Task details – Find the string "teste" in the data, then copy every line where it is found.

▽

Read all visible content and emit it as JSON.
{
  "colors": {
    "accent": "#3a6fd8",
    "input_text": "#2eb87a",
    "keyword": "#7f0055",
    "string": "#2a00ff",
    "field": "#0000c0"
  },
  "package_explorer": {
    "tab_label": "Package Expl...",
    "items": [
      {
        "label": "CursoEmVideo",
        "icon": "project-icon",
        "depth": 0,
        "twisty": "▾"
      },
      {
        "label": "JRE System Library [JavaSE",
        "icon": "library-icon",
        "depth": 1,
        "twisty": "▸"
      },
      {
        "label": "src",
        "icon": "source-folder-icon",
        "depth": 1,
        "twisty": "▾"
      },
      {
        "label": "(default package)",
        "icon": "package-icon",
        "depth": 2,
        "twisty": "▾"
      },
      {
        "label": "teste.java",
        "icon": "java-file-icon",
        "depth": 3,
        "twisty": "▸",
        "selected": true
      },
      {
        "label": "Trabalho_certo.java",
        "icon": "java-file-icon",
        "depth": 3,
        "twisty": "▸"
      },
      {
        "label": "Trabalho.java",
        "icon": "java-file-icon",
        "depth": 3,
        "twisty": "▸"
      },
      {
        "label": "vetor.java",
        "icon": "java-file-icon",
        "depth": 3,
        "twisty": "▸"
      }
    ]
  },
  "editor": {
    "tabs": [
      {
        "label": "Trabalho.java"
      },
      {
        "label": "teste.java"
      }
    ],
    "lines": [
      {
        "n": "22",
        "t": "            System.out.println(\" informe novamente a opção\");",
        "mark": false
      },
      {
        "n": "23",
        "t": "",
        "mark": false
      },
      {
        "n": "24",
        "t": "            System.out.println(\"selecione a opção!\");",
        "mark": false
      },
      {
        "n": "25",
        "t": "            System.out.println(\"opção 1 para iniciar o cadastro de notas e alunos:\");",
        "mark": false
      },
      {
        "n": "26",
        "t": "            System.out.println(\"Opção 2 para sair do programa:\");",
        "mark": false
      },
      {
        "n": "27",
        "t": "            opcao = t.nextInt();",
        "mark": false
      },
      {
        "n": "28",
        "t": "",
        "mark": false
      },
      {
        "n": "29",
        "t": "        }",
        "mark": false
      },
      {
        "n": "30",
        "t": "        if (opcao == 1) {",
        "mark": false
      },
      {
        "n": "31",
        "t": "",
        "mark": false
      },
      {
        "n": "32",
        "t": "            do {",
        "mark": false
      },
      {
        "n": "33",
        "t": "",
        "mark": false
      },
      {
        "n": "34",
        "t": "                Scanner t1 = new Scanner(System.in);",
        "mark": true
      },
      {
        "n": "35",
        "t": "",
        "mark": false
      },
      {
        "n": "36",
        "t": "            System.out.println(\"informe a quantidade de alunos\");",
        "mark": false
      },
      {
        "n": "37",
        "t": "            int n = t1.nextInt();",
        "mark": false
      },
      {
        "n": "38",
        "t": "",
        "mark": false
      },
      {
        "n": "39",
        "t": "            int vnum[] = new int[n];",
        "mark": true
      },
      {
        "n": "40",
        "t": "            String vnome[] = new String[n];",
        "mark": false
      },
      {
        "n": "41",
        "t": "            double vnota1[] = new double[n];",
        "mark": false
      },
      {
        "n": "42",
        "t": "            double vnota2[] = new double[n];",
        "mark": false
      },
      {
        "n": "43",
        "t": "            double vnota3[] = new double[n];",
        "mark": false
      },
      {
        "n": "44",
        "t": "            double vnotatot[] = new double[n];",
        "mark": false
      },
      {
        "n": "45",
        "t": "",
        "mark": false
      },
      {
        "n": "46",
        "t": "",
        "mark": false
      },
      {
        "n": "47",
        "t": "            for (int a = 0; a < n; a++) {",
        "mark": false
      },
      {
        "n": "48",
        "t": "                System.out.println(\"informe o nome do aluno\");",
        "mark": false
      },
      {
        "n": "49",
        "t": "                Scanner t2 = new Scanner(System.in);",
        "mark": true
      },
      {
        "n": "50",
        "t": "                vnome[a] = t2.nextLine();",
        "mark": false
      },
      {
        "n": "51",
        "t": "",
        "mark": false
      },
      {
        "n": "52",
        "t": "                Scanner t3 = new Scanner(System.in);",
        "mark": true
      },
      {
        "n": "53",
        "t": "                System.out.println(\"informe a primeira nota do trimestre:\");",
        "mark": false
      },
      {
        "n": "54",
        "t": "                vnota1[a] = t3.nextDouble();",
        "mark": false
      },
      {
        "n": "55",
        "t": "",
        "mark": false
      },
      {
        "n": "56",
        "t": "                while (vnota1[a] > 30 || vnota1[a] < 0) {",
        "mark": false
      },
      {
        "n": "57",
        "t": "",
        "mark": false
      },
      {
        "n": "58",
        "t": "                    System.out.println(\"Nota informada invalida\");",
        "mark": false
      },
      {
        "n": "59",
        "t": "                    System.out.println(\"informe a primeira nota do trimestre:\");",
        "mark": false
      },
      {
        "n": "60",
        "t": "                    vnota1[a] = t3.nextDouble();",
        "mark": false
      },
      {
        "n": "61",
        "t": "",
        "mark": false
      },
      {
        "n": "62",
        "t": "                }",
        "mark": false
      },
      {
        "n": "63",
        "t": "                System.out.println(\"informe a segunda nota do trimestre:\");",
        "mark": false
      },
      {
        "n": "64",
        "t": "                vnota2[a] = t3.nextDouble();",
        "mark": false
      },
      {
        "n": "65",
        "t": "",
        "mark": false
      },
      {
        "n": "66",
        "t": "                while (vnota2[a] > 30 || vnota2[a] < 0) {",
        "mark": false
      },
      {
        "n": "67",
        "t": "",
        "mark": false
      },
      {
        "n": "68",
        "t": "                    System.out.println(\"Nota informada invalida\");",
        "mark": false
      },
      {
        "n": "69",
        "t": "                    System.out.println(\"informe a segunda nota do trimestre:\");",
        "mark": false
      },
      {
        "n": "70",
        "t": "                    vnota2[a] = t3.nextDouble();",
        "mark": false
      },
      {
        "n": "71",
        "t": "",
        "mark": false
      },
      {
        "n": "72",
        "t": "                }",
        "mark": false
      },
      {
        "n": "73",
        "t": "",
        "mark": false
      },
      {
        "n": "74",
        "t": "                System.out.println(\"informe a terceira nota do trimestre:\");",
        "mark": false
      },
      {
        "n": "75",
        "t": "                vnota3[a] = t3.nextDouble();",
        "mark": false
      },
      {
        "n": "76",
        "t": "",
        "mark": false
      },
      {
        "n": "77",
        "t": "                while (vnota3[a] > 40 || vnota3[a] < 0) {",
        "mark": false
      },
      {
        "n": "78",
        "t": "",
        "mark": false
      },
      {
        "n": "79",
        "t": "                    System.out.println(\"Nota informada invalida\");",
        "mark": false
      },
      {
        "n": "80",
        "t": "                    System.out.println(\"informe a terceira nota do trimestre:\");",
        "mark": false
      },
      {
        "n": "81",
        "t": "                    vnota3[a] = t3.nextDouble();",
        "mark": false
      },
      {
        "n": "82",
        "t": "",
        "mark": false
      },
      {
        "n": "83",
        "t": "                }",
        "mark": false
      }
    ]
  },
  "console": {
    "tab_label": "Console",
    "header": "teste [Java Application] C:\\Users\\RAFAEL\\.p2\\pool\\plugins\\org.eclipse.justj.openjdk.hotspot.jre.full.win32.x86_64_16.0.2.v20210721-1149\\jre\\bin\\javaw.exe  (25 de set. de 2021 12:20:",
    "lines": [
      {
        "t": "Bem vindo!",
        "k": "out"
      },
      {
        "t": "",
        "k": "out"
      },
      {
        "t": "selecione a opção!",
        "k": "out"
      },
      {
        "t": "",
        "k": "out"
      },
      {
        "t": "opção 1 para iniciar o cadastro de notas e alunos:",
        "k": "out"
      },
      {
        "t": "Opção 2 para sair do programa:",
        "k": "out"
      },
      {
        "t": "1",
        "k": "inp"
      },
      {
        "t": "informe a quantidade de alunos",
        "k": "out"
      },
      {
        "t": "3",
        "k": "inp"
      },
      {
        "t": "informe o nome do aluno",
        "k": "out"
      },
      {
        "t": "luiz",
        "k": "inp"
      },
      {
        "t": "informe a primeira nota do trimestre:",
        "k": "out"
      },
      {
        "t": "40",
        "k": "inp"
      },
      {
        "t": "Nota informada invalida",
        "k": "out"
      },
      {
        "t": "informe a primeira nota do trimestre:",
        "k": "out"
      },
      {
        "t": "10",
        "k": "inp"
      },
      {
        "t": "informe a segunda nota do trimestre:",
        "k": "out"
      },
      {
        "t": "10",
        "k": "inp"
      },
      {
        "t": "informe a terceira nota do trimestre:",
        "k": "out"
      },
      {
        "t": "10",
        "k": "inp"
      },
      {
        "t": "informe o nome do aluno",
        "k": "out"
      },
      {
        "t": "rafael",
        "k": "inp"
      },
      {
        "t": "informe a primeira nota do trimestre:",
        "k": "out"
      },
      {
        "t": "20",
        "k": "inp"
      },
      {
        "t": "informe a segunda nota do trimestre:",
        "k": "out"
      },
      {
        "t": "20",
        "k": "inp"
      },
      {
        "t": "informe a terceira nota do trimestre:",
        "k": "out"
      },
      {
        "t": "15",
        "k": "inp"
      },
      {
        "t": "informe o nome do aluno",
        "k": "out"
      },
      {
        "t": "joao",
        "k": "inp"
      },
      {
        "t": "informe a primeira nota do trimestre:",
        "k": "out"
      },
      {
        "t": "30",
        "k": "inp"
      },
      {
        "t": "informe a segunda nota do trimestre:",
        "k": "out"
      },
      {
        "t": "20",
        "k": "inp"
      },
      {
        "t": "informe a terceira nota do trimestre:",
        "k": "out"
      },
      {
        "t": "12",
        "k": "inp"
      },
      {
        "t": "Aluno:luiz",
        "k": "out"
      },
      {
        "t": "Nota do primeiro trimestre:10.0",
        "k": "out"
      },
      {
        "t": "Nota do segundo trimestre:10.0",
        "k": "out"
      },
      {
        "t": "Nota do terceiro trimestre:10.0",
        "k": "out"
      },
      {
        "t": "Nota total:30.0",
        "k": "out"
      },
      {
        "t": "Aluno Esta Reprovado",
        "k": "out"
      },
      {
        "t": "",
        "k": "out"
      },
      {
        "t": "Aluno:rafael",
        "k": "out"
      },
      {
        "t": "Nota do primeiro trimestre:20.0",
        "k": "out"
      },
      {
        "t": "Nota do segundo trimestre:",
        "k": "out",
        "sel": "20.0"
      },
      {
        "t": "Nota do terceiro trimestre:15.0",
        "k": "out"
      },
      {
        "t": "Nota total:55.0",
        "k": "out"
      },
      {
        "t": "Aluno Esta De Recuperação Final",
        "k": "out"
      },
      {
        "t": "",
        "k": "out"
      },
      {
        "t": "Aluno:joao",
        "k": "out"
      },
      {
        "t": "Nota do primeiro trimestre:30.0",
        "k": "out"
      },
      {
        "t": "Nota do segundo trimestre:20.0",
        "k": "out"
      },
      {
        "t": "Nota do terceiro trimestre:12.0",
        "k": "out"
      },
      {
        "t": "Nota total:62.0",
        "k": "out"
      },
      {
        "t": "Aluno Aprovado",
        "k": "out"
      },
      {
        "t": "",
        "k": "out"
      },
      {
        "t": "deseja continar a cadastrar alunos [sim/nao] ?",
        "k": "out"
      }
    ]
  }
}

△

Expected answer –
        "label": "teste.java",
        "label": "teste.java"
    "header": "teste [Java Application] C:\\Users\\RAFAEL\\.p2\\pool\\plugins\\org.eclipse.justj.openjdk.hotspot.jre.full.win32.x86_64_16.0.2.v20210721-1149\\jre\\bin\\javaw.exe  (25 de set. de 2021 12:20:",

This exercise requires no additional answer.